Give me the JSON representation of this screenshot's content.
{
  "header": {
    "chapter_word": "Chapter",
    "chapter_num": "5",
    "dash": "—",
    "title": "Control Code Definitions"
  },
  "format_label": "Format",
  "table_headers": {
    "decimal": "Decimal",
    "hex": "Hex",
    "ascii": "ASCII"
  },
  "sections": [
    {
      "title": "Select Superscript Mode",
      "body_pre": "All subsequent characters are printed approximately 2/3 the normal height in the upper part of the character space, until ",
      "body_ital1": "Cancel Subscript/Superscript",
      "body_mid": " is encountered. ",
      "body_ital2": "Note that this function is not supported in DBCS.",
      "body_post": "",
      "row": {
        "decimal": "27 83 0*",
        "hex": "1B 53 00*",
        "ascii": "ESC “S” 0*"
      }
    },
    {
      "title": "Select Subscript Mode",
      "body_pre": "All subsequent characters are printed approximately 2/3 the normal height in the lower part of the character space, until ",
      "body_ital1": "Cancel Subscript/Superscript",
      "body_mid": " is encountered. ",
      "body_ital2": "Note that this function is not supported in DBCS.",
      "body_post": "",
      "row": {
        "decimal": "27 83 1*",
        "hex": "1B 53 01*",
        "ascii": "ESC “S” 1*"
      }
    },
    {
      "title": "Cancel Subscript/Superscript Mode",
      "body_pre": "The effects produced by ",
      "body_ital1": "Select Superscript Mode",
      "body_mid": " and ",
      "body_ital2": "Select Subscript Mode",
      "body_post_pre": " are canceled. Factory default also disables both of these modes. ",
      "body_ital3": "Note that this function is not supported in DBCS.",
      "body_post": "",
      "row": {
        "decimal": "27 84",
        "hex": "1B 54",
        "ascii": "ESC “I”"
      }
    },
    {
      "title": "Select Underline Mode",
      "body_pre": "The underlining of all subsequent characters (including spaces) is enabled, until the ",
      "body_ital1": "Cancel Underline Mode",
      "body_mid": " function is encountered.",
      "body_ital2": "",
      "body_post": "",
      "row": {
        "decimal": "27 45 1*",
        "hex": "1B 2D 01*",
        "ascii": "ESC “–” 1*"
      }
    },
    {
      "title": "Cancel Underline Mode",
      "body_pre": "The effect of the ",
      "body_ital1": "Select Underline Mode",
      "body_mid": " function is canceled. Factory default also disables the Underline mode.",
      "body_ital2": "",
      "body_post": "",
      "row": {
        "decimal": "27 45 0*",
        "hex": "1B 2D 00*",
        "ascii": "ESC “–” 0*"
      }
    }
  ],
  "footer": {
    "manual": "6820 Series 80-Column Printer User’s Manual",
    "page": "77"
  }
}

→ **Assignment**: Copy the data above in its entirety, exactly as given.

→ **Written response**:
Give me the JSON representation of this screenshot's content.
{
  "header": {
    "chapter_word": "Chapter",
    "chapter_num": "5",
    "dash": "—",
    "title": "Control Code Definitions"
  },
  "format_label": "Format",
  "table_headers": {
    "decimal": "Decimal",
    "hex": "Hex",
    "ascii": "ASCII"
  },
  "sections": [
    {
      "title": "Select Superscript Mode",
      "body_pre": "All subsequent characters are printed approximately 2/3 the normal height in the upper part of the character space, until ",
      "body_ital1": "Cancel Subscript/Superscript",
      "body_mid": " is encountered. ",
      "body_ital2": "Note that this function is not supported in DBCS.",
      "body_post": "",
      "row": {
        "decimal": "27 83 0*",
        "hex": "1B 53 00*",
        "ascii": "ESC “S” 0*"
      }
    },
    {
      "title": "Select Subscript Mode",
      "body_pre": "All subsequent characters are printed approximately 2/3 the normal height in the lower part of the character space, until ",
      "body_ital1": "Cancel Subscript/Superscript",
      "body_mid": " is encountered. ",
      "body_ital2": "Note that this function is not supported in DBCS.",
      "body_post": "",
      "row": {
        "decimal": "27 83 1*",
        "hex": "1B 53 01*",
        "ascii": "ESC “S” 1*"
      }
    },
    {
      "title": "Cancel Subscript/Superscript Mode",
      "body_pre": "The effects produced by ",
      "body_ital1": "Select Superscript Mode",
      "body_mid": " and ",
      "body_ital2": "Select Subscript Mode",
      "body_post_pre": " are canceled. Factory default also disables both of these modes. ",
      "body_ital3": "Note that this function is not supported in DBCS.",
      "body_post": "",
      "row": {
        "decimal": "27 84",
        "hex": "1B 54",
        "ascii": "ESC “I”"
      }
    },
    {
      "title": "Select Underline Mode",
      "body_pre": "The underlining of all subsequent characters (including spaces) is enabled, until the ",
      "body_ital1": "Cancel Underline Mode",
      "body_mid": " function is encountered.",
      "body_ital2": "",
      "body_post": "",
      "row": {
        "decimal": "27 45 1*",
        "hex": "1B 2D 01*",
        "ascii": "ESC “–” 1*"
      }
    },
    {
      "title": "Cancel Underline Mode",
      "body_pre": "The effect of the ",
      "body_ital1": "Select Underline Mode",
      "body_mid": " function is canceled. Factory default also disables the Underline mode.",
      "body_ital2": "",
      "body_post": "",
      "row": {
        "decimal": "27 45 0*",
        "hex": "1B 2D 00*",
        "ascii": "ESC “–” 0*"
      }
    }
  ],
  "footer": {
    "manual": "6820 Series 80-Column Printer User’s Manual",
    "page": "77"
  }
}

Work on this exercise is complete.